This article was originally published on APU.edu.
Wendi Dykes, Ph.D., plays with LEGO bricks every day. Dykes, an assistant professor in Azusa Pacific University’s Department of Leadership and Organizational Psychology, along with her colleagues Edgar Barron, Ed.D., Shawna Lafreniere, Ph.D., Jillian Gilbert, DSL., Susan Barton, M.A., are certified LEGO SERIOUS PLAY(LSP) facilitators who teach graduate students how to use LEGOs for something more than just making fun creations. Their innovative work recently garnered national attention from Fast Company's 2019 World Changing Ideas (WCI) Awards with an honorable mention in the Education category. More than 2,000 companies and organizations representing dozens of fields entered the WCI competition.
“LEGO SERIOUS PLAY is a tested methodology that helps organizations thrive,” Dykes said. “We’re using it to teach students organizational systems, organizational change structures, leadership development, team learning, team identity, and more.”
Prior to teaching at APU, Dykes worked at LEGOLAND California for 11 years as their director of organization development and training, where she received international honors for her programs and strategies. “I used LEGO as part of my workshops and training there, but it wasn’t until four years ago that I became certified as an LSP facilitator,” Dykes said. “I even used LEGO as part of my dissertation. I studied how LSP can increase creative confidence in individuals to help them solve complex challenges.”
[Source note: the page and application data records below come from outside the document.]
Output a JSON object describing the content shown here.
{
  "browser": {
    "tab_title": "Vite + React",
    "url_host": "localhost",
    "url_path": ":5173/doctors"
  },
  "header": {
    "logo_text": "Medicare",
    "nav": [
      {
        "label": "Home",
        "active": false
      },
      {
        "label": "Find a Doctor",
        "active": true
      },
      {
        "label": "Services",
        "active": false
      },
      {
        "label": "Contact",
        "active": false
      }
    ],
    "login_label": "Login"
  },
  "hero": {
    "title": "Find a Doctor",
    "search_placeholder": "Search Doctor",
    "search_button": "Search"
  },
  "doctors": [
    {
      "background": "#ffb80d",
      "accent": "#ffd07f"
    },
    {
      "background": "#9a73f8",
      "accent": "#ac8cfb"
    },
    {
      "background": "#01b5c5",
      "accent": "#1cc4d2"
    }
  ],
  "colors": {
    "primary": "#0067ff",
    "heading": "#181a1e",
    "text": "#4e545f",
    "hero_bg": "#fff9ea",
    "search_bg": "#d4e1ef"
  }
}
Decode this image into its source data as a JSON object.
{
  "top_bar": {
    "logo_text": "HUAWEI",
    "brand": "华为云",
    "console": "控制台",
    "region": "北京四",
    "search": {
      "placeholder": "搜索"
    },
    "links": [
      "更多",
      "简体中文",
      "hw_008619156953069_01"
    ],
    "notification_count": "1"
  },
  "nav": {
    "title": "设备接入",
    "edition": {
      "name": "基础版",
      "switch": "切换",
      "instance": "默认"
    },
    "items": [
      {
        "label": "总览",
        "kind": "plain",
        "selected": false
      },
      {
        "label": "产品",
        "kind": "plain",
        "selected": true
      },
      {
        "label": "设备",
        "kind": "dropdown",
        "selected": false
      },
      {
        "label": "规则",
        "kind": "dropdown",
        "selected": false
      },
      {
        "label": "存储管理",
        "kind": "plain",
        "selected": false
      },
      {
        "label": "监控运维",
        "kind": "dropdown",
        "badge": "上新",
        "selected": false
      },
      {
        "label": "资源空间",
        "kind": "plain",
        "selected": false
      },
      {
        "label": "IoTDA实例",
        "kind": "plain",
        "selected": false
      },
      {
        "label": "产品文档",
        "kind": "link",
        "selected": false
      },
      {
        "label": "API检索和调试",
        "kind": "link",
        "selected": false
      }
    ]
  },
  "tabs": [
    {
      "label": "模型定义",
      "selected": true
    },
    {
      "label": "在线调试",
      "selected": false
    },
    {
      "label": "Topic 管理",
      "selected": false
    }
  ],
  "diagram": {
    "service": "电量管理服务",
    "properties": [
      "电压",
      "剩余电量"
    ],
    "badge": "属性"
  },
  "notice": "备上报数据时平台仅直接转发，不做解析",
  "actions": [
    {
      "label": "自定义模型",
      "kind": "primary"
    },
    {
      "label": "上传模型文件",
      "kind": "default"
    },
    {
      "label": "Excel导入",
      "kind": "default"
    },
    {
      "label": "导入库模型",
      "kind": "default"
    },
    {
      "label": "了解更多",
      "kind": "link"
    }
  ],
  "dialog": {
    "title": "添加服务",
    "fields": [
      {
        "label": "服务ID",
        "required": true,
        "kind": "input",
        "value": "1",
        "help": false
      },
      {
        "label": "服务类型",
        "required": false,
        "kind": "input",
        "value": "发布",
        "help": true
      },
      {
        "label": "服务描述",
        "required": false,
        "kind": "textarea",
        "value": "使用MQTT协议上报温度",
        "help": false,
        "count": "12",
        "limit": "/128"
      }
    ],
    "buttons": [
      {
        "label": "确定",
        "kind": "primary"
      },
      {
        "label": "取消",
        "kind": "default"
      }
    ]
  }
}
This is exactly what Dykes does in her classes. “In the Organizational Systems: Theories of Change class this semester, we start the process of building an organizational system. We choose something the students all have in common. Then they each use LEGO to build a model of their own that represents this,” Dykes said. “We come together and share our creations and, in turn, we learn about each others’ unique perceptions. Next, we create a new, collaborative model. Every single person has to feel represented.”
Dykes said it is exciting to watch these graduate students work with LEGO, as individuals at first, then as a group. After they finish the collaborative model, they map out the bridges and barriers they may come across within the particular challenge. “It’s really eye opening for people,” she said. “The ultimate goal of this class is to understand how vast a system is, with all the subsystems within the larger organization. To visualize that is powerful. It’s fun, but it’s hard work. It’s also rewarding for me as a professor because I get to see students experience a deeper level of learning when they build something external from themselves.”
Initially, some students are uncomfortable with the idea of building with LEGOs because they were never fond of them as kids and don’t think they’re creative. Dykes said this doesn’t matter because LSP is not about being creative; it’s about building the muscle of creative confidence. “The important part is the process and the story that the individual attributes to the brick,” Dykes said. “Whatever you make in the world of LEGO, it’s right.”
In addition to teaching her students LSP, Dykes plans to bring the founder of LSP, Robert Rasmussen, to APU so students can learn from him firsthand and be certified as LSP facilitators. “They can go into organizations and use this tool they learned in class,” Dykes said.
When students graduate from APU’s Organizational Psychology program they will have the competence and confidence to begin consulting for organizations, whether internally in a human resources department, externally for their own company, or as part of a larger consulting firm. “We’re training students to go into organizations using skills and tools to make a major impact.”